This week on tweets I’m going to focus on “Mental Health Act Assessments on Private Premises” and section 135(1) MHA. (You can follow in Twitter, via the link on the right hand column of the blog.) This follows the disturbing case of Mr Peter Russell, a dementia patient who has subject to the police use of force to ‘section’ him after an MHA assesment at his home.
I’m going to outline a particular problem from a police officer’s point of view. Let me just say unequivocally before I do so, that this is one example of the kind of thing we all do to each other and the police revisit this sort of thing on our health, mental health and social care colleagues every day.
So this is not about me trying to get on a high horse – I am aware that this could be viewed as the police throwing stones from greenhouses. In fact, this is as much about getting police officers to think through the problem as it is about trying to draw to AMHPs attention, the issue of consistency.
At various times over the last few years I’ve been asked to speak to a room full of AMHPs about policing and mental health.

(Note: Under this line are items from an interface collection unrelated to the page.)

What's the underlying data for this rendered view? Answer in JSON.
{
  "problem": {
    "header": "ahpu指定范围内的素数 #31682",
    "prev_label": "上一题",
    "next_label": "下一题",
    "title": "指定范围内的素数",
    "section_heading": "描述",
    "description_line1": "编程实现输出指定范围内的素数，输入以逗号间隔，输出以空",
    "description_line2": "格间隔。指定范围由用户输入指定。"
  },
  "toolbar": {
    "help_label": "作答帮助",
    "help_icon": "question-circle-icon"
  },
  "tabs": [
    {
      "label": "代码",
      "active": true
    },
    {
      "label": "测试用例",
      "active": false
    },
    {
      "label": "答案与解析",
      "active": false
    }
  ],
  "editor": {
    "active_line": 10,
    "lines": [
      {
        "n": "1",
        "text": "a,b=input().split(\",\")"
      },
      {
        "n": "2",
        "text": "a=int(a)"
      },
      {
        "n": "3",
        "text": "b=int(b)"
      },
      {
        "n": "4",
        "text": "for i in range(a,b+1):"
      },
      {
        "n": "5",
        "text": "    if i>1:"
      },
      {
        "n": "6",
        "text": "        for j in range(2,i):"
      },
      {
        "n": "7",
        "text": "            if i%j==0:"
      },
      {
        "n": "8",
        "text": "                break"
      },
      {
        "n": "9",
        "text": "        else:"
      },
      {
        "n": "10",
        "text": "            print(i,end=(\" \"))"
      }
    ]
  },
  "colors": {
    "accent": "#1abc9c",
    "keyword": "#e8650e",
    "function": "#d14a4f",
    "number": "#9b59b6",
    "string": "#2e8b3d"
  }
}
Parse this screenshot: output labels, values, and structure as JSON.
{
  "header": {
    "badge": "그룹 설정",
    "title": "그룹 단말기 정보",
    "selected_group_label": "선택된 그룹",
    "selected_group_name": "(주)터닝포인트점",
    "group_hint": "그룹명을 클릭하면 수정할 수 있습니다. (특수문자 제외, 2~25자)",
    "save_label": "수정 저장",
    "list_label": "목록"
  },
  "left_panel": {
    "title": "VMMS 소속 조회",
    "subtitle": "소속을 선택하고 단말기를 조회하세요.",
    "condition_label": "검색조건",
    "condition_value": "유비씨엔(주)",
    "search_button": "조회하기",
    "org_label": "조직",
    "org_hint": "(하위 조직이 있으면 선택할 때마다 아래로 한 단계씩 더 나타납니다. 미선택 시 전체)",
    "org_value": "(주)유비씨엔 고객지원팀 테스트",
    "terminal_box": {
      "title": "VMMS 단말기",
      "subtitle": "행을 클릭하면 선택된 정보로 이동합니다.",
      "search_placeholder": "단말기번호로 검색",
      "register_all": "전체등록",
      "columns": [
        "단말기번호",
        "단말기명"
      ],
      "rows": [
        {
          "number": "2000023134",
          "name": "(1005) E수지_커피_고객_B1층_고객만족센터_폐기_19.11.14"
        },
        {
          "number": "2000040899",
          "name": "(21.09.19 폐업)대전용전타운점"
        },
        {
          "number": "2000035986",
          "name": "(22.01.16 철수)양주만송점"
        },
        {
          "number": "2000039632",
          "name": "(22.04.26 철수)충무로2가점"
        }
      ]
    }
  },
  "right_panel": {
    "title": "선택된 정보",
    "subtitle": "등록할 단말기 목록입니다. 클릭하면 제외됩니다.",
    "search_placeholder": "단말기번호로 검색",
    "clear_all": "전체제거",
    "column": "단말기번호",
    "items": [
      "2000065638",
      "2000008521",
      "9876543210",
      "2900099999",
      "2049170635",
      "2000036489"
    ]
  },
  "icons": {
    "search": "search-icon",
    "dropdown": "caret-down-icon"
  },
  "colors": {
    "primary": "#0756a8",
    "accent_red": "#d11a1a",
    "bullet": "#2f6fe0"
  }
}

Inevitably, the subject of MHA Assessments in Private Premises comes up with all its usual quandaries:
- Should the police attend at all?
- If so, when and who decides?
- Should there be or could there be a warrant under s135(1) MHA
- Who makes that decision if there are disputes between the police and the AMHP about it.
- If there is a dispute, should the police still attend?
- Who risk assess the operation?
- more questions besides …
I’ve addressed each of these in other blogs so I won’t rehearse them here, but as I’ve continued to be involved in discussions on this it remains clear that there are misunderstandings and misconceptions about this piece of law and the legal framework that would surround such an assessment if it were conducted without a warrant. (I have even this year had disagreement with a Mental Health Act Commissioner, which felt very odd indeed – that it were needed at all seemed unexpected; that it were unexpectedly needed explained a lot.)
The reaction I get to my standard “s135” speech is mixed: more confused faces than nodding heads, but always mixed. I’d like to make an outrageous generalisation to keep the point short: but the nearer to London you get, the more heads tend to nod and the further north you travel the more one sees copies of Richard Jones being pulled from bags and the commencement of frantic page turning. Particularly looking forward to speaking at an AMHP conference in December in Leeds! (Note to self: pack riot gear.)
The inconsistency encountered by the police is probably on two issues – at least in my experience:
- Understanding of when the police are obligated to attend an MHA assessment – no, it’s not when the AMHP says they should.
- Understanding of the legal criteria for obtaining a warrant and how that understanding should link to decisions of whether to seek one – and therefore, when it would helpfully allow the mitigation of the very risks that necessitate police attendance in the first place.
My point is this: whatever you may think of the view I’ve taken on other blogs – views, incidentally which were formed in conjunction with national agencies followed by triangulated legal advice from independent MH Counsel, as well as police and health lawyers – YOU CAN’T BOTH BE CORRECT!
- The obligation for the police to attend either exists, or it does not.
- The grounds for getting a warrant are either met; or they are not
The stakes on this are high: the names of service users, mental health professionals and police officers who have died during the attempt to undertake MHA assessments can be found. Also, we heard last week of the case of Peter Russell where an assessment led to regrettable – although some argued, necessary – tactics to secure his safe admission after becoming resistant upon being detained under the Act. Such a case as Peter Russell’s is a critical incident in the sense of having the potential to affect the public’s confidence in the police.
And so this short new blog is just a reminder that it is incumbent upon us all to keep talking, learning and developing our understanding of the legal frameworks which govern us; to ensure we iron out our inconsistencies as much as we can. Within this, I include myself which is why I invite comment on this blog from anyone who has a perspective to offer.
Have a great week!
The Mental Health Cop blog
– won the ConnectedCOPS ‘Top Cop’ Award for leveraging social media in policing.
– won the Digital Media Award from the UK’s leading mental health charity, Mind
– won a World of Mentalists #TWIMAward for the best in mental health blogs
– was highlighted by the Independent Commission on Policing & Mental Health
– was referenced in the UK Parliamentary debate on Policing & Mental Health
– was commended by the Home Affairs Select Committee of the UK Parliament.